■ **Problem requirements**
Reproduce the records below exactly, leaving their images out.

■ **Exercise materials**
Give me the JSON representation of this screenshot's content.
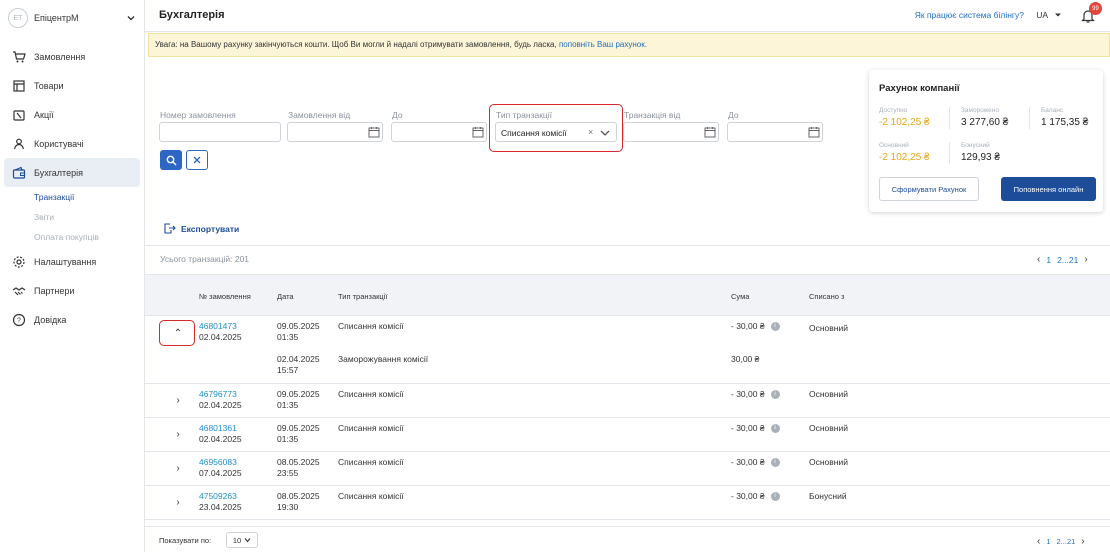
{
  "company": {
    "initials": "ЕТ",
    "name": "ЕпіцентрМ"
  },
  "sidebar": {
    "items": [
      {
        "label": "Замовлення",
        "icon": "cart-icon"
      },
      {
        "label": "Товари",
        "icon": "products-icon"
      },
      {
        "label": "Акції",
        "icon": "promo-icon"
      },
      {
        "label": "Користувачі",
        "icon": "users-icon"
      },
      {
        "label": "Бухгалтерія",
        "icon": "wallet-icon",
        "active": true
      },
      {
        "label": "Налаштування",
        "icon": "gear-icon"
      },
      {
        "label": "Партнери",
        "icon": "handshake-icon"
      },
      {
        "label": "Довідка",
        "icon": "help-icon"
      }
    ],
    "sub_items": [
      {
        "label": "Транзакції",
        "active": true
      },
      {
        "label": "Звіти"
      },
      {
        "label": "Оплата покупців"
      }
    ]
  },
  "header": {
    "title": "Бухгалтерія",
    "help_link": "Як працює система білінгу?",
    "lang": "UA",
    "notifications": "99"
  },
  "warning": {
    "text": "Увага: на Вашому рахунку закінчуються кошти. Щоб Ви могли й надалі отримувати замовлення, будь ласка, ",
    "link": "поповніть Ваш рахунок."
  },
  "filters": {
    "order_number_label": "Номер замовлення",
    "order_from_label": "Замовлення від",
    "order_to_label": "До",
    "type_label": "Тип транзакції",
    "type_value": "Списання комісії",
    "trans_from_label": "Транзакція від",
    "trans_to_label": "До"
  },
  "account": {
    "title": "Рахунок компанії",
    "available_label": "Доступно",
    "available_value": "-2 102,25 ₴",
    "frozen_label": "Заморожено",
    "frozen_value": "3 277,60 ₴",
    "balance_label": "Баланс",
    "balance_value": "1 175,35 ₴",
    "main_label": "Основний",
    "main_value": "-2 102,25 ₴",
    "bonus_label": "Бонусний",
    "bonus_value": "129,93 ₴",
    "generate_btn": "Сформувати Рахунок",
    "topup_btn": "Поповнення онлайн"
  },
  "export_label": "Експортувати",
  "total_text": "Усього транзакцій: 201",
  "pager": {
    "current": "1",
    "rest": "2...21",
    "prev": "‹",
    "next": "›"
  },
  "table": {
    "headers": {
      "order": "№ замовлення",
      "date": "Дата",
      "type": "Тип транзакції",
      "sum": "Сума",
      "from": "Списано з"
    },
    "rows": [
      {
        "order": "46801473",
        "order_date": "02.04.2025",
        "date": "09.05.2025",
        "time": "01:35",
        "type": "Списання комісії",
        "sum": "- 30,00 ₴",
        "from": "Основний",
        "expanded": true
      },
      {
        "order": "",
        "order_date": "",
        "date": "02.04.2025",
        "time": "15:57",
        "type": "Заморожування комісії",
        "sum": "30,00 ₴",
        "from": ""
      },
      {
        "order": "46796773",
        "order_date": "02.04.2025",
        "date": "09.05.2025",
        "time": "01:35",
        "type": "Списання комісії",
        "sum": "- 30,00 ₴",
        "from": "Основний"
      },
      {
        "order": "46801361",
        "order_date": "02.04.2025",
        "date": "09.05.2025",
        "time": "01:35",
        "type": "Списання комісії",
        "sum": "- 30,00 ₴",
        "from": "Основний"
      },
      {
        "order": "46956083",
        "order_date": "07.04.2025",
        "date": "08.05.2025",
        "time": "23:55",
        "type": "Списання комісії",
        "sum": "- 30,00 ₴",
        "from": "Основний"
      },
      {
        "order": "47509263",
        "order_date": "23.04.2025",
        "date": "08.05.2025",
        "time": "19:30",
        "type": "Списання комісії",
        "sum": "- 30,00 ₴",
        "from": "Бонусний"
      }
    ]
  },
  "footer": {
    "per_page_label": "Показувати по:",
    "per_page_value": "10"
  }
}
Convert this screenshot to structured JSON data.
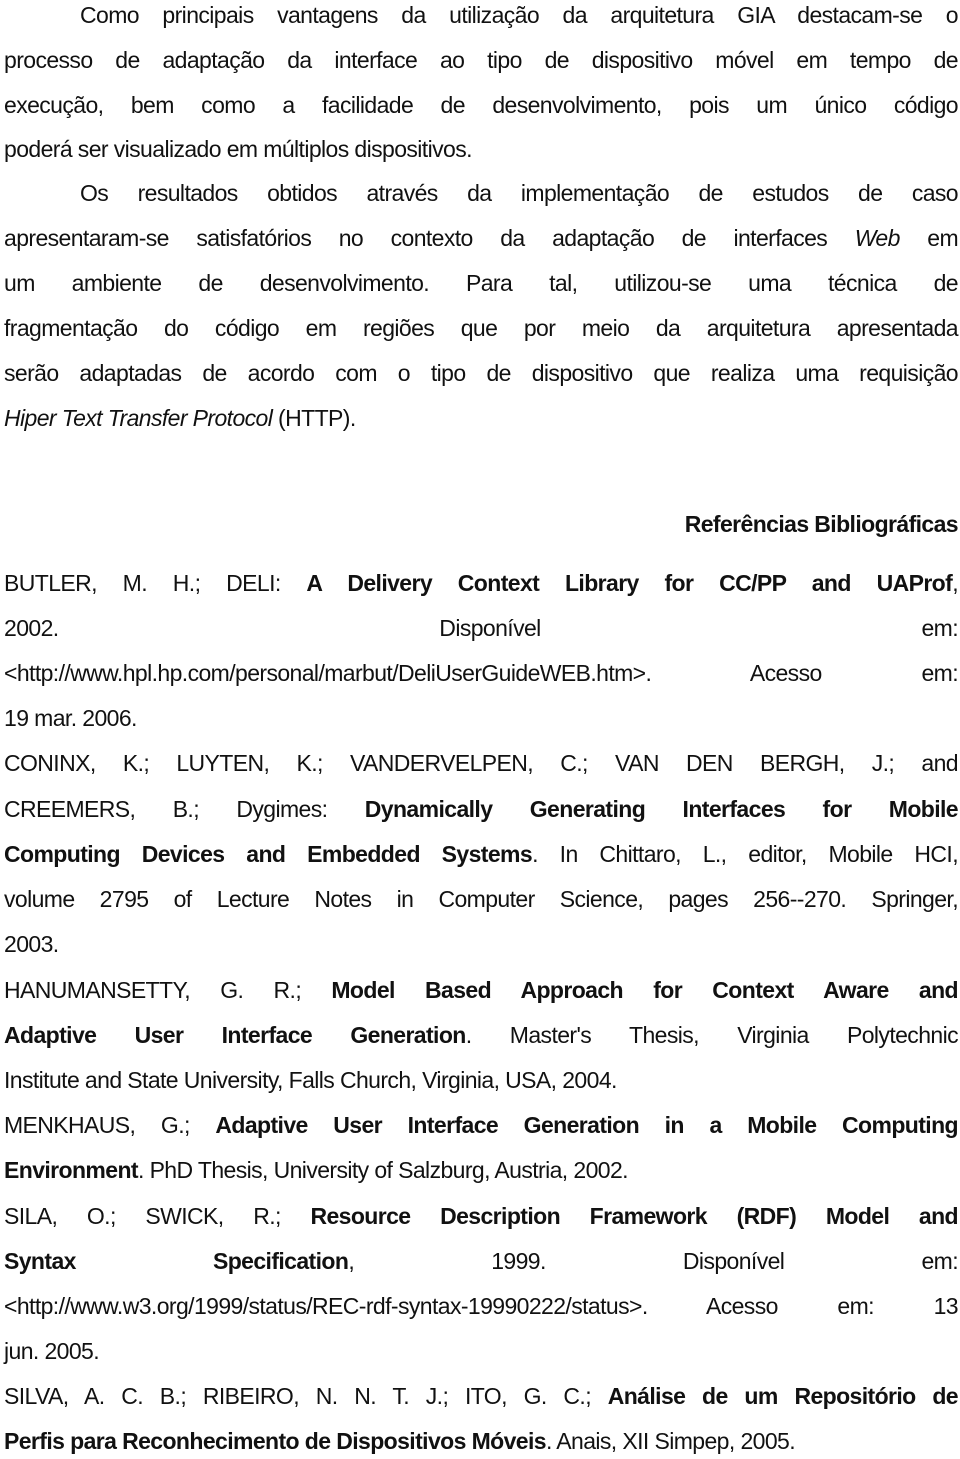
{
  "body_paragraphs": [
    {
      "lines": [
        "Como principais vantagens da utilização da arquitetura GIA destacam-se o",
        "processo de adaptação da interface ao tipo de dispositivo móvel em tempo de",
        "execução, bem como a facilidade de desenvolvimento, pois um único código",
        "poderá ser visualizado em múltiplos dispositivos."
      ]
    },
    {
      "lines": [
        "Os resultados obtidos através da implementação de estudos de caso",
        {
          "pre": "apresentaram-se satisfatórios no contexto da adaptação de interfaces ",
          "italic": "Web",
          "post": " em"
        },
        "um ambiente de desenvolvimento. Para tal, utilizou-se uma técnica de",
        "fragmentação do código em regiões que por meio da arquitetura apresentada",
        "serão adaptadas de acordo com o tipo de dispositivo que realiza uma requisição",
        {
          "pre": "",
          "italic": "Hiper Text Transfer Protocol",
          "post": " (HTTP)."
        }
      ]
    }
  ],
  "references_heading": "Referências Bibliográficas",
  "references": [
    {
      "lines": [
        {
          "pre": "BUTLER, M. H.; DELI: ",
          "bold": "A  Delivery Context Library for CC/PP and UAProf",
          "post": ","
        },
        {
          "pre": "2002. Disponível em:"
        },
        {
          "pre": "<http://www.hpl.hp.com/personal/marbut/DeliUserGuideWEB.htm>. Acesso em:"
        },
        {
          "pre": "19 mar. 2006."
        }
      ]
    },
    {
      "lines": [
        {
          "pre": "CONINX, K.; LUYTEN, K.; VANDERVELPEN, C.; VAN DEN BERGH, J.; and"
        },
        {
          "pre": "CREEMERS, B.; Dygimes: ",
          "bold": "Dynamically Generating Interfaces for Mobile",
          "post": ""
        },
        {
          "pre": "",
          "bold": "Computing Devices and Embedded Systems",
          "post": ". In Chittaro, L., editor, Mobile HCI,"
        },
        {
          "pre": "volume 2795 of Lecture Notes in Computer Science, pages 256--270. Springer,"
        },
        {
          "pre": "2003."
        }
      ]
    },
    {
      "lines": [
        {
          "pre": "HANUMANSETTY, G. R.; ",
          "bold": "Model Based Approach for Context Aware and",
          "post": ""
        },
        {
          "pre": "",
          "bold": "Adaptive User Interface Generation",
          "post": ". Master's Thesis, Virginia Polytechnic"
        },
        {
          "pre": "Institute and State University, Falls Church, Virginia, USA, 2004."
        }
      ]
    },
    {
      "lines": [
        {
          "pre": "MENKHAUS, G.; ",
          "bold": "Adaptive User Interface Generation in a Mobile Computing",
          "post": ""
        },
        {
          "pre": "",
          "bold": "Environment",
          "post": ". PhD Thesis, University of Salzburg, Austria, 2002."
        }
      ]
    },
    {
      "lines": [
        {
          "pre": "SILA, O.; SWICK, R.; ",
          "bold": "Resource Description Framework (RDF) Model and",
          "post": ""
        },
        {
          "pre": "",
          "bold": "Syntax Specification",
          "post": ", 1999. Disponível em:"
        },
        {
          "pre": "<http://www.w3.org/1999/status/REC-rdf-syntax-19990222/status>. Acesso em: 13"
        },
        {
          "pre": "jun. 2005."
        }
      ]
    },
    {
      "lines": [
        {
          "pre": "SILVA, A. C. B.; RIBEIRO, N. N. T. J.; ITO, G. C.; ",
          "bold": "Análise de um Repositório de",
          "post": ""
        },
        {
          "pre": "",
          "bold": "Perfis para Reconhecimento de Dispositivos Móveis",
          "post": ". Anais, XII Simpep, 2005."
        }
      ]
    }
  ]
}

■ **Answer section**
Give me the JSON representation of this screenshot's content.
{
  "company": {
    "initials": "ЕТ",
    "name": "ЕпіцентрМ"
  },
  "sidebar": {
    "items": [
      {
        "label": "Замовлення",
        "icon": "cart-icon"
      },
      {
        "label": "Товари",
        "icon": "products-icon"
      },
      {
        "label": "Акції",
        "icon": "promo-icon"
      },
      {
        "label": "Користувачі",
        "icon": "users-icon"
      },
      {
        "label": "Бухгалтерія",
        "icon": "wallet-icon",
        "active": true
      },
      {
        "label": "Налаштування",
        "icon": "gear-icon"
      },
      {
        "label": "Партнери",
        "icon": "handshake-icon"
      },
      {
        "label": "Довідка",
        "icon": "help-icon"
      }
    ],
    "sub_items": [
      {
        "label": "Транзакції",
        "active": true
      },
      {
        "label": "Звіти"
      },
      {
        "label": "Оплата покупців"
      }
    ]
  },
  "header": {
    "title": "Бухгалтерія",
    "help_link": "Як працює система білінгу?",
    "lang": "UA",
    "notifications": "99"
  },
  "warning": {
    "text": "Увага: на Вашому рахунку закінчуються кошти. Щоб Ви могли й надалі отримувати замовлення, будь ласка, ",
    "link": "поповніть Ваш рахунок."
  },
  "filters": {
    "order_number_label": "Номер замовлення",
    "order_from_label": "Замовлення від",
    "order_to_label": "До",
    "type_label": "Тип транзакції",
    "type_value": "Списання комісії",
    "trans_from_label": "Транзакція від",
    "trans_to_label": "До"
  },
  "account": {
    "title": "Рахунок компанії",
    "available_label": "Доступно",
    "available_value": "-2 102,25 ₴",
    "frozen_label": "Заморожено",
    "frozen_value": "3 277,60 ₴",
    "balance_label": "Баланс",
    "balance_value": "1 175,35 ₴",
    "main_label": "Основний",
    "main_value": "-2 102,25 ₴",
    "bonus_label": "Бонусний",
    "bonus_value": "129,93 ₴",
    "generate_btn": "Сформувати Рахунок",
    "topup_btn": "Поповнення онлайн"
  },
  "export_label": "Експортувати",
  "total_text": "Усього транзакцій: 201",
  "pager": {
    "current": "1",
    "rest": "2...21",
    "prev": "‹",
    "next": "›"
  },
  "table": {
    "headers": {
      "order": "№ замовлення",
      "date": "Дата",
      "type": "Тип транзакції",
      "sum": "Сума",
      "from": "Списано з"
    },
    "rows": [
      {
        "order": "46801473",
        "order_date": "02.04.2025",
        "date": "09.05.2025",
        "time": "01:35",
        "type": "Списання комісії",
        "sum": "- 30,00 ₴",
        "from": "Основний",
        "expanded": true
      },
      {
        "order": "",
        "order_date": "",
        "date": "02.04.2025",
        "time": "15:57",
        "type": "Заморожування комісії",
        "sum": "30,00 ₴",
        "from": ""
      },
      {
        "order": "46796773",
        "order_date": "02.04.2025",
        "date": "09.05.2025",
        "time": "01:35",
        "type": "Списання комісії",
        "sum": "- 30,00 ₴",
        "from": "Основний"
      },
      {
        "order": "46801361",
        "order_date": "02.04.2025",
        "date": "09.05.2025",
        "time": "01:35",
        "type": "Списання комісії",
        "sum": "- 30,00 ₴",
        "from": "Основний"
      },
      {
        "order": "46956083",
        "order_date": "07.04.2025",
        "date": "08.05.2025",
        "time": "23:55",
        "type": "Списання комісії",
        "sum": "- 30,00 ₴",
        "from": "Основний"
      },
      {
        "order": "47509263",
        "order_date": "23.04.2025",
        "date": "08.05.2025",
        "time": "19:30",
        "type": "Списання комісії",
        "sum": "- 30,00 ₴",
        "from": "Бонусний"
      }
    ]
  },
  "footer": {
    "per_page_label": "Показувати по:",
    "per_page_value": "10"
  }
}
Convert this screenshot to structured JSON data.
{
  "body_paragraphs": [
    {
      "lines": [
        "Como principais vantagens da utilização da arquitetura GIA destacam-se o",
        "processo de adaptação da interface ao tipo de dispositivo móvel em tempo de",
        "execução, bem como a facilidade de desenvolvimento, pois um único código",
        "poderá ser visualizado em múltiplos dispositivos."
      ]
    },
    {
      "lines": [
        "Os resultados obtidos através da implementação de estudos de caso",
        {
          "pre": "apresentaram-se satisfatórios no contexto da adaptação de interfaces ",
          "italic": "Web",
          "post": " em"
        },
        "um ambiente de desenvolvimento. Para tal, utilizou-se uma técnica de",
        "fragmentação do código em regiões que por meio da arquitetura apresentada",
        "serão adaptadas de acordo com o tipo de dispositivo que realiza uma requisição",
        {
          "pre": "",
          "italic": "Hiper Text Transfer Protocol",
          "post": " (HTTP)."
        }
      ]
    }
  ],
  "references_heading": "Referências Bibliográficas",
  "references": [
    {
      "lines": [
        {
          "pre": "BUTLER, M. H.; DELI: ",
          "bold": "A  Delivery Context Library for CC/PP and UAProf",
          "post": ","
        },
        {
          "pre": "2002. Disponível em:"
        },
        {
          "pre": "<http://www.hpl.hp.com/personal/marbut/DeliUserGuideWEB.htm>. Acesso em:"
        },
        {
          "pre": "19 mar. 2006."
        }
      ]
    },
    {
      "lines": [
        {
          "pre": "CONINX, K.; LUYTEN, K.; VANDERVELPEN, C.; VAN DEN BERGH, J.; and"
        },
        {
          "pre": "CREEMERS, B.; Dygimes: ",
          "bold": "Dynamically Generating Interfaces for Mobile",
          "post": ""
        },
        {
          "pre": "",
          "bold": "Computing Devices and Embedded Systems",
          "post": ". In Chittaro, L., editor, Mobile HCI,"
        },
        {
          "pre": "volume 2795 of Lecture Notes in Computer Science, pages 256--270. Springer,"
        },
        {
          "pre": "2003."
        }
      ]
    },
    {
      "lines": [
        {
          "pre": "HANUMANSETTY, G. R.; ",
          "bold": "Model Based Approach for Context Aware and",
          "post": ""
        },
        {
          "pre": "",
          "bold": "Adaptive User Interface Generation",
          "post": ". Master's Thesis, Virginia Polytechnic"
        },
        {
          "pre": "Institute and State University, Falls Church, Virginia, USA, 2004."
        }
      ]
    },
    {
      "lines": [
        {
          "pre": "MENKHAUS, G.; ",
          "bold": "Adaptive User Interface Generation in a Mobile Computing",
          "post": ""
        },
        {
          "pre": "",
          "bold": "Environment",
          "post": ". PhD Thesis, University of Salzburg, Austria, 2002."
        }
      ]
    },
    {
      "lines": [
        {
          "pre": "SILA, O.; SWICK, R.; ",
          "bold": "Resource Description Framework (RDF) Model and",
          "post": ""
        },
        {
          "pre": "",
          "bold": "Syntax Specification",
          "post": ", 1999. Disponível em:"
        },
        {
          "pre": "<http://www.w3.org/1999/status/REC-rdf-syntax-19990222/status>. Acesso em: 13"
        },
        {
          "pre": "jun. 2005."
        }
      ]
    },
    {
      "lines": [
        {
          "pre": "SILVA, A. C. B.; RIBEIRO, N. N. T. J.; ITO, G. C.; ",
          "bold": "Análise de um Repositório de",
          "post": ""
        },
        {
          "pre": "",
          "bold": "Perfis para Reconhecimento de Dispositivos Móveis",
          "post": ". Anais, XII Simpep, 2005."
        }
      ]
    }
  ]
}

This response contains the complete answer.